EXERCISE
Look for "Googleスプレッドシートで管理している顧客データを" in the material below and show each line that contains it.

TASK INPUTS

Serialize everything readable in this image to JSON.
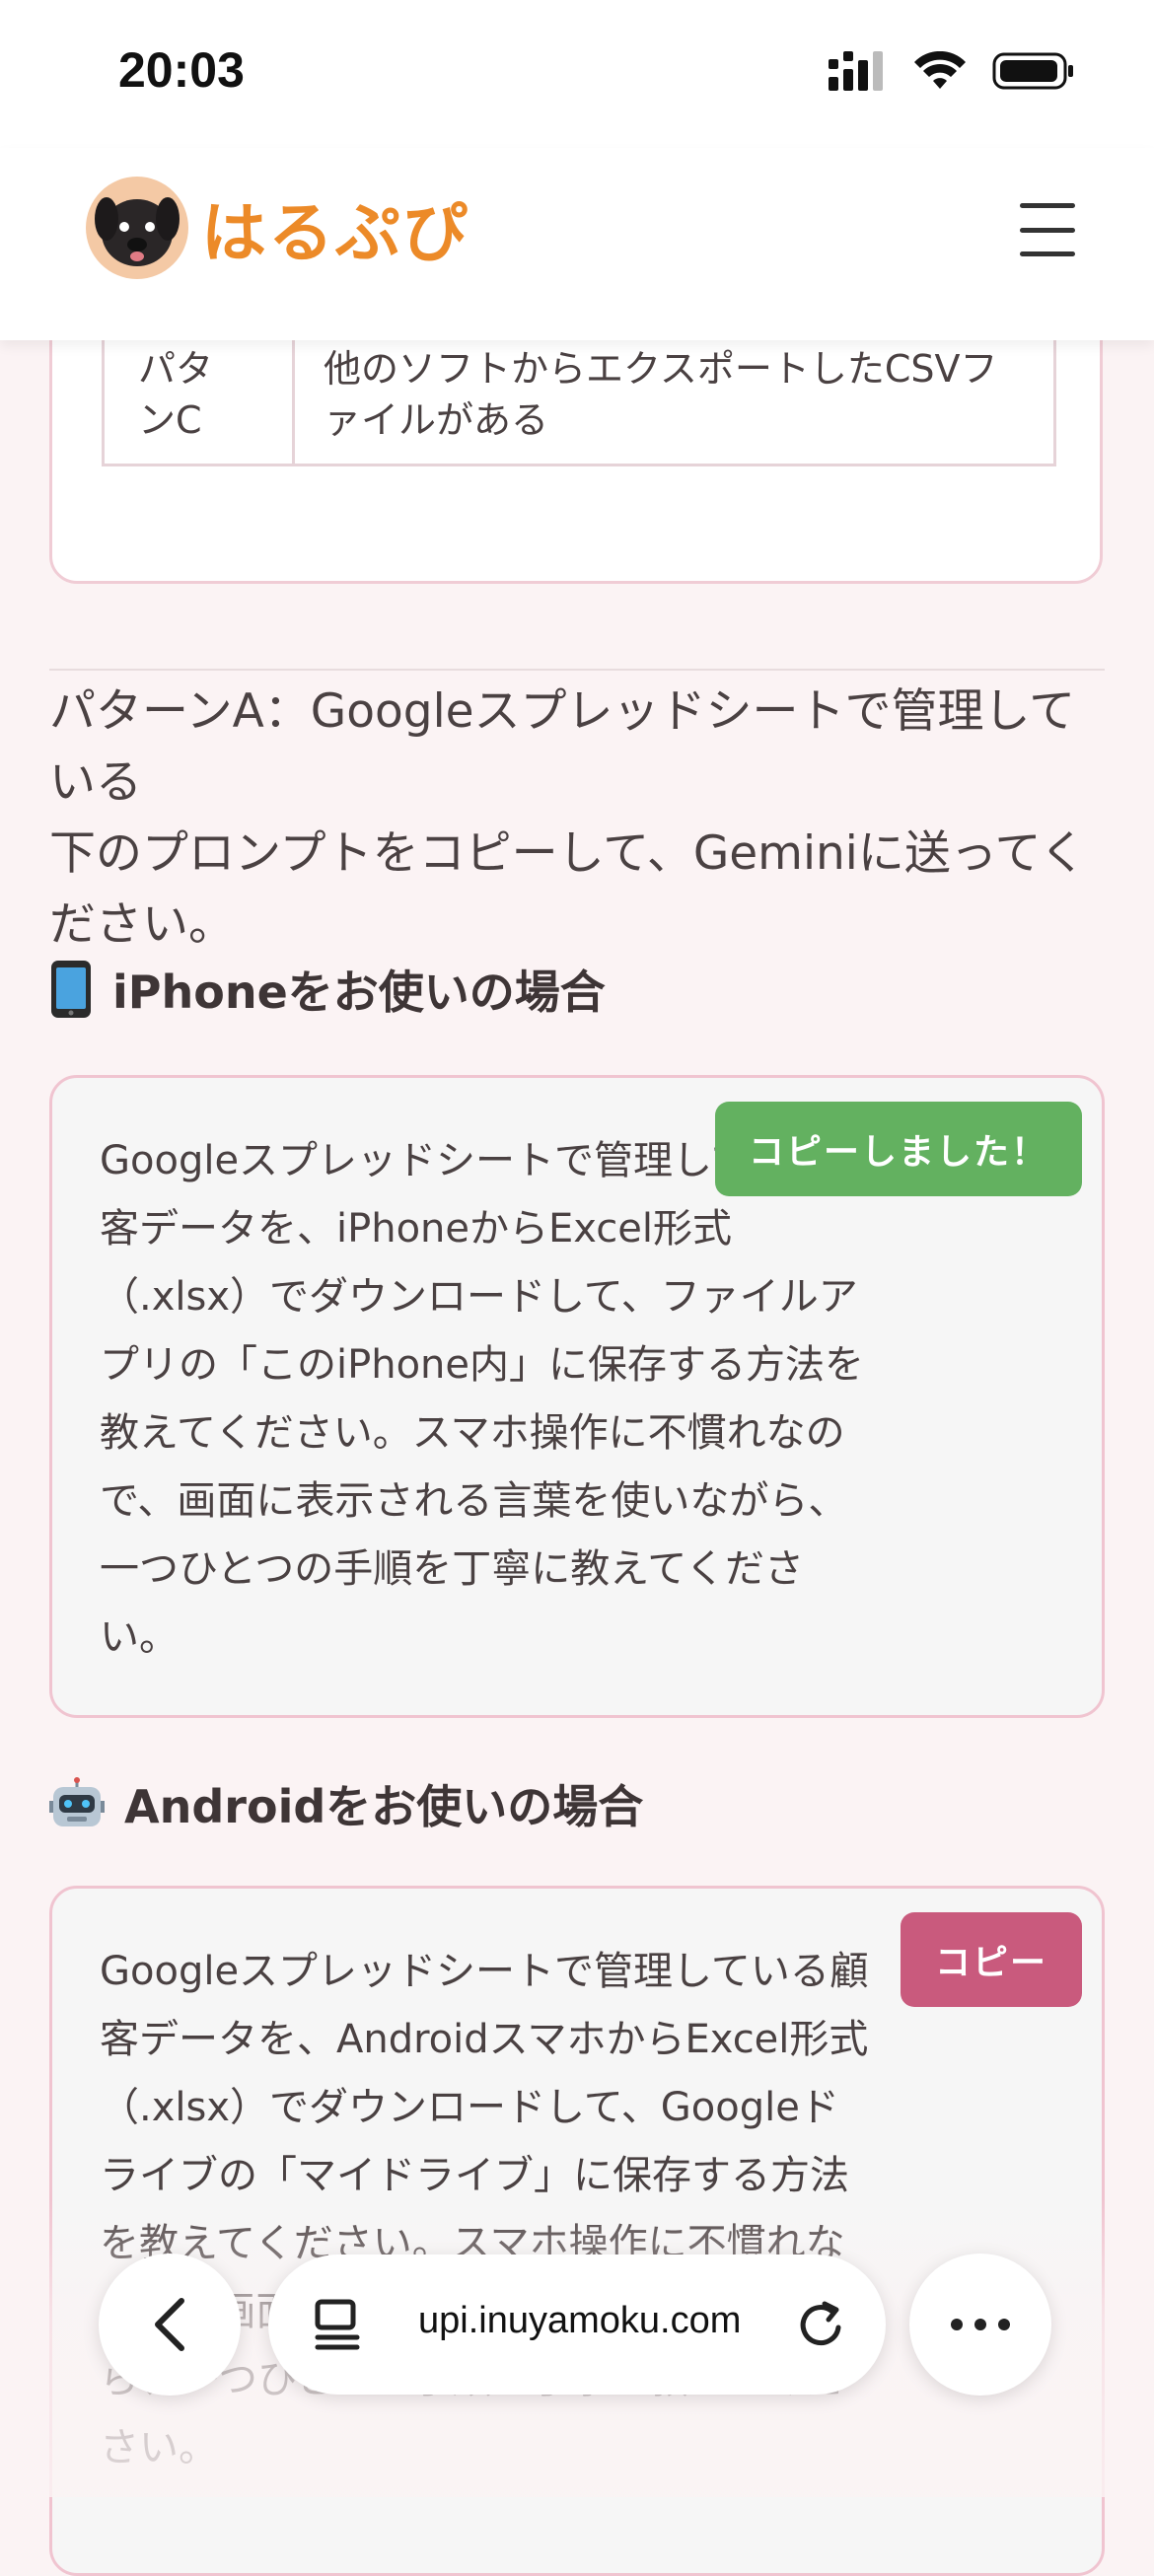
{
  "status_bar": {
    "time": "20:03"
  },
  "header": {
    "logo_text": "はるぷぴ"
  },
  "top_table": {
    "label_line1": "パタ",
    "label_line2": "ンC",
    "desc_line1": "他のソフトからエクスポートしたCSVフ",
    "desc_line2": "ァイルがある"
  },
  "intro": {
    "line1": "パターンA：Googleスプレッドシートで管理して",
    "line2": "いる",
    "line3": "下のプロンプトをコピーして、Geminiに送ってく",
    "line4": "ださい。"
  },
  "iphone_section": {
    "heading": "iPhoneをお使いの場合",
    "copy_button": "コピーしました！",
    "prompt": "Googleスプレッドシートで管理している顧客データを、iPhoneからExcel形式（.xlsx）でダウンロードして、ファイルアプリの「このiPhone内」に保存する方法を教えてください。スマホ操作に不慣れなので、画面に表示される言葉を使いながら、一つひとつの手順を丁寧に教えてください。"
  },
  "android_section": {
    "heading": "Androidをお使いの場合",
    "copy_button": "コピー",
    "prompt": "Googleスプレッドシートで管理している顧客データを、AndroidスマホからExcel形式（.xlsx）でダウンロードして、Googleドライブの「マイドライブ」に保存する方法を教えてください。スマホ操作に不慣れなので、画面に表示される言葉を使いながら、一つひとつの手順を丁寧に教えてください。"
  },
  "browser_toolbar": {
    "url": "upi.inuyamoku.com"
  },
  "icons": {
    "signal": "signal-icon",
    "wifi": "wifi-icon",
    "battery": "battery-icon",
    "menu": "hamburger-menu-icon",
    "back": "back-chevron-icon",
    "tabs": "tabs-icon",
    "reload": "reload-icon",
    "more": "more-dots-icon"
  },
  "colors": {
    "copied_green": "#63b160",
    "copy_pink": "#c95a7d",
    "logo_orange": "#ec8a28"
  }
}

SOLUTION TO THE EXERCISE
    "prompt": "Googleスプレッドシートで管理している顧客データを、iPhoneからExcel形式（.xlsx）でダウンロードして、ファイルアプリの「このiPhone内」に保存する方法を教えてください。スマホ操作に不慣れなので、画面に表示される言葉を使いながら、一つひとつの手順を丁寧に教えてください。"
    "prompt": "Googleスプレッドシートで管理している顧客データを、AndroidスマホからExcel形式（.xlsx）でダウンロードして、Googleドライブの「マイドライブ」に保存する方法を教えてください。スマホ操作に不慣れなので、画面に表示される言葉を使いながら、一つひとつの手順を丁寧に教えてください。"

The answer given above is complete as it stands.